The data:
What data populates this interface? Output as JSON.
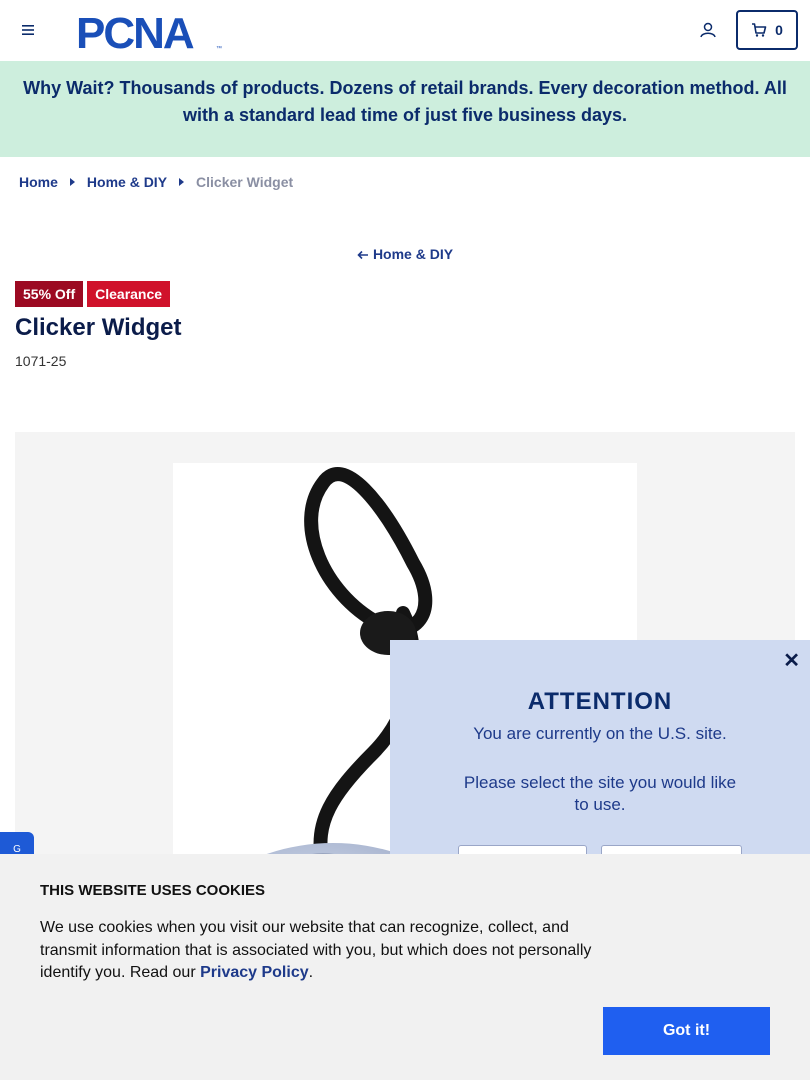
{
  "header": {
    "logo_text": "PCNA",
    "cart_count": "0"
  },
  "banner": {
    "text": "Why Wait? Thousands of products. Dozens of retail brands. Every decoration method. All with a standard lead time of just five business days."
  },
  "breadcrumb": {
    "items": [
      "Home",
      "Home & DIY"
    ],
    "current": "Clicker Widget"
  },
  "back_link": "Home & DIY",
  "product": {
    "badges": [
      "55% Off",
      "Clearance"
    ],
    "title": "Clicker Widget",
    "sku": "1071-25"
  },
  "feedback_tab": "G",
  "site_modal": {
    "close": "✕",
    "title": "ATTENTION",
    "line1": "You are currently on the U.S. site.",
    "line2": "Please select the site you would like to use."
  },
  "cookies": {
    "title": "THIS WEBSITE USES COOKIES",
    "text_before": "We use cookies when you visit our website that can recognize, collect, and transmit information that is associated with you, but which does not personally identify you. Read our ",
    "link": "Privacy Policy",
    "text_after": ".",
    "button": "Got it!"
  },
  "colors": {
    "brand_navy": "#0b2b6b",
    "banner_bg": "#cdeedd",
    "sale_badge": "#9c0a22",
    "clearance_badge": "#d0122b",
    "accept_button": "#1f5ff0",
    "modal_bg": "#cfdaf1"
  },
  "icons": [
    "hamburger-menu-icon",
    "account-icon",
    "cart-icon",
    "arrow-left-icon",
    "caret-right-icon",
    "close-icon"
  ]
}
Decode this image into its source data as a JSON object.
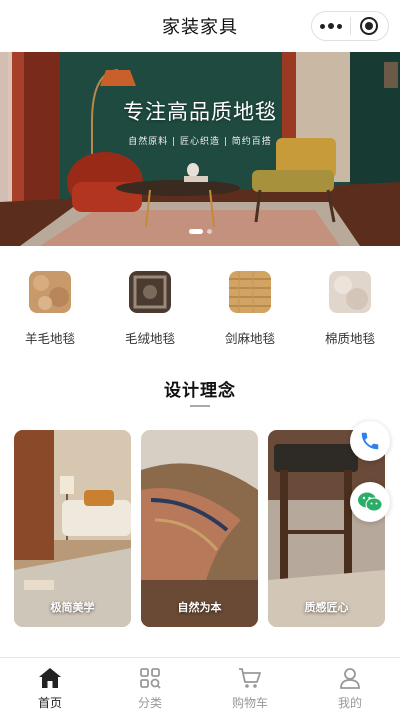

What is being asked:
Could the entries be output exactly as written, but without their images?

Reply:
What data populates this interface? Output as JSON.
{
  "header": {
    "logo_text": "PCNA",
    "cart_count": "0"
  },
  "banner": {
    "text": "Why Wait? Thousands of products. Dozens of retail brands. Every decoration method. All with a standard lead time of just five business days."
  },
  "breadcrumb": {
    "items": [
      "Home",
      "Home & DIY"
    ],
    "current": "Clicker Widget"
  },
  "back_link": "Home & DIY",
  "product": {
    "badges": [
      "55% Off",
      "Clearance"
    ],
    "title": "Clicker Widget",
    "sku": "1071-25"
  },
  "feedback_tab": "G",
  "site_modal": {
    "close": "✕",
    "title": "ATTENTION",
    "line1": "You are currently on the U.S. site.",
    "line2": "Please select the site you would like to use."
  },
  "cookies": {
    "title": "THIS WEBSITE USES COOKIES",
    "text_before": "We use cookies when you visit our website that can recognize, collect, and transmit information that is associated with you, but which does not personally identify you. Read our ",
    "link": "Privacy Policy",
    "text_after": ".",
    "button": "Got it!"
  },
  "colors": {
    "brand_navy": "#0b2b6b",
    "banner_bg": "#cdeedd",
    "sale_badge": "#9c0a22",
    "clearance_badge": "#d0122b",
    "accept_button": "#1f5ff0",
    "modal_bg": "#cfdaf1"
  },
  "icons": [
    "hamburger-menu-icon",
    "account-icon",
    "cart-icon",
    "arrow-left-icon",
    "caret-right-icon",
    "close-icon"
  ]
}
Decode this image into its source data as a JSON object.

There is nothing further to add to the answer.